Boomer Mom vs. the Modern Office

| 30 Oct 2020 | 09:54

Even with 40 years as a New York City professional, I cannot help my 23-year-old daughter Meg, who’s recently gone back to working on premises, navigate her career.

Too much has changed over the decades, and I’m not just talking about technology. For the last quarter century, I have worked off-premises as a freelancer — #WFH in today’s COVID vernacular, so I do not/cannot understand what the day-to-day of office life really entails, especially in the past couple of years.

What I’ve come to understand is that Human Resources is more powerful and much more involved in situations that arise between employees or employees and their superiors than when I was a younger woman. I’m not qualified to say as to whether this is good or bad; I assume as with anything else there are pros and cons. Some days it must be a relief that HR, acting like an involved parent of adult children, can be turned to for backup, while other days the department probably oversteps making more of a problem than the circumstances merit.

When I graduated from college set on becoming an advertising copywriter, I joined a major New York agency as support staff, considered the company’s training ground from where it promoted its new crop of writers, art directors and account executives. There was a guy who was even lower on the org. chart then those of my ilk, (receptionist, if I recall) who went to “personnel” to make his career intentions of being a writer known.
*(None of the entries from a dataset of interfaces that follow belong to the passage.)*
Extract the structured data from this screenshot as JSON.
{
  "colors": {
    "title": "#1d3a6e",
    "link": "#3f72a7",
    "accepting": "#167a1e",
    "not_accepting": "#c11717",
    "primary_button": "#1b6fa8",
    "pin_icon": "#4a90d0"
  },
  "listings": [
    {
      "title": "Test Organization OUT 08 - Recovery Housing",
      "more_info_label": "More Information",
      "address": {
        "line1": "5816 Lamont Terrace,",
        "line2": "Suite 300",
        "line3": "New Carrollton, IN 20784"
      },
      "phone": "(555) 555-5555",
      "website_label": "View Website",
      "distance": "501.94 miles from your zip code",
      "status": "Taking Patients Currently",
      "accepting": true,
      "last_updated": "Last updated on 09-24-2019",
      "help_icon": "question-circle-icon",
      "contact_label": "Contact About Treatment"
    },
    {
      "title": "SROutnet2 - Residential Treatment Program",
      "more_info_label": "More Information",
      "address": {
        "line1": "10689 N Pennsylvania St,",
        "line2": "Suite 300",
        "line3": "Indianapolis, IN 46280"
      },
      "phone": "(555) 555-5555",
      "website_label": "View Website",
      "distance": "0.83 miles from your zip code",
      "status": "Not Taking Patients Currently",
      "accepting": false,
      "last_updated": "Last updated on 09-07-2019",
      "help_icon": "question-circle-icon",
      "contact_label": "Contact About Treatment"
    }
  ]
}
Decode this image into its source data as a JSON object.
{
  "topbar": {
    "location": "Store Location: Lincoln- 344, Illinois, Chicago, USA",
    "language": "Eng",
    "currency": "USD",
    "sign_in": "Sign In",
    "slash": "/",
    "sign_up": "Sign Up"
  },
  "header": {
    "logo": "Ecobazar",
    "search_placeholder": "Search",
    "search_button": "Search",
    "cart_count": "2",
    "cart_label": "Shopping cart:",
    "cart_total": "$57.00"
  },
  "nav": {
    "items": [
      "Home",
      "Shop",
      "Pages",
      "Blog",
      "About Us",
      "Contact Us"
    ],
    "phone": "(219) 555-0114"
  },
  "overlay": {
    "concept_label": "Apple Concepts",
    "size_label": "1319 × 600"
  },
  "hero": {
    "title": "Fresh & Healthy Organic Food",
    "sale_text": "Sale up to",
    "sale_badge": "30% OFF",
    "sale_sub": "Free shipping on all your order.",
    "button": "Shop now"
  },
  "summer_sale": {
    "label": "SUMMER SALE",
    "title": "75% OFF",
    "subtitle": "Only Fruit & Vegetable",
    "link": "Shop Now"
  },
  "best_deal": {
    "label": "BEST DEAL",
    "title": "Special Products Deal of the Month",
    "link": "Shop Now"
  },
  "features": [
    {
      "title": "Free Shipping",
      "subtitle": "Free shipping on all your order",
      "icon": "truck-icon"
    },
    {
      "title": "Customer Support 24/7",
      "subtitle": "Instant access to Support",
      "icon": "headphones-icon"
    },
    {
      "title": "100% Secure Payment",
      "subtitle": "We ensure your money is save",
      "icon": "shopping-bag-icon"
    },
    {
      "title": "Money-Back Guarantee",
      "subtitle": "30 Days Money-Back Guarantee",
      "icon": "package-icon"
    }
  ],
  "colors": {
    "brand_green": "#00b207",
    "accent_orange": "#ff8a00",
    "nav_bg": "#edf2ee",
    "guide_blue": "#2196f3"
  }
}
It was explained he’d have to move into a secretarial/assistant position from his current one and then wait his turn to be plucked for the job he wanted.

Taking matters into his own hands, the upstart found an art director whose writer had just left the agency, offered to step in to help her craft some headlines between answering the phones, impressed the Creative Director, and got the job.

I actually witnessed the head of HR storm off the elevator screaming at him for going behind her back and not following protocol (which was merely a face-saving move on her part), before escorting him to his new office. She had absolutely no say over the Creative Director’s decision.

Look of Disbelief

Several years later when I too had become a writer, I worked in a group where my colleagues and I believed our boss was not behaving on the up-and-up. We marched en masse to HR and were told unceremoniously that we were like “students complaining about the teacher” and if we continued we shouldn’t let the door hit us.

The look of disbelief that crosses the faces of Meg and my 26-year-old son Luke when I share accounts of my 9-to-5 life of yore is followed by their counterpoints, which always begin with the word, “Nowadays.”

Apparently, reporting co-workers to HR — whether it is regarding sexual harassment or the fact that someone’s bracelet jangles too loudly to suit the person at the next desk (I kid you not) — is a part of the daily grind, and that those in that department have come to gain a lot of sway in all areas of company business.

I feel like a 50s housewife when Meg tells me of an assignment she’s doing with an office-intrigue tale chaser, and I tell her to, “Go ask Dad what you should do.” I fear I will steer her in the wrong direction, as for the past two and a half decades I have received my projects via phone, fax, messenger then email and returned them in kind. I always felt grateful to be spared watercooler gossip, pettiness over who had one more pencil than someone else and backstabbing of all stripes. The downside is of course that when I removed myself from the on-staff workforce I could no longer speak from experience about how things are done, or as Neil says: “You have no idea what goes on.”

So, when it comes to advising Meg, I rely upon what I do know will not go out of style regardless of how advanced IT gets or who is in power: say “please” and “thank you;” be on time, have a positive attitude, control your emotions. And foremost, that one’s paycheck is not a gift; you have to earn it, so do your job.

Lorraine Duffy Merkl is the author of two novels and the upcoming “The Last Single Woman In New York City.”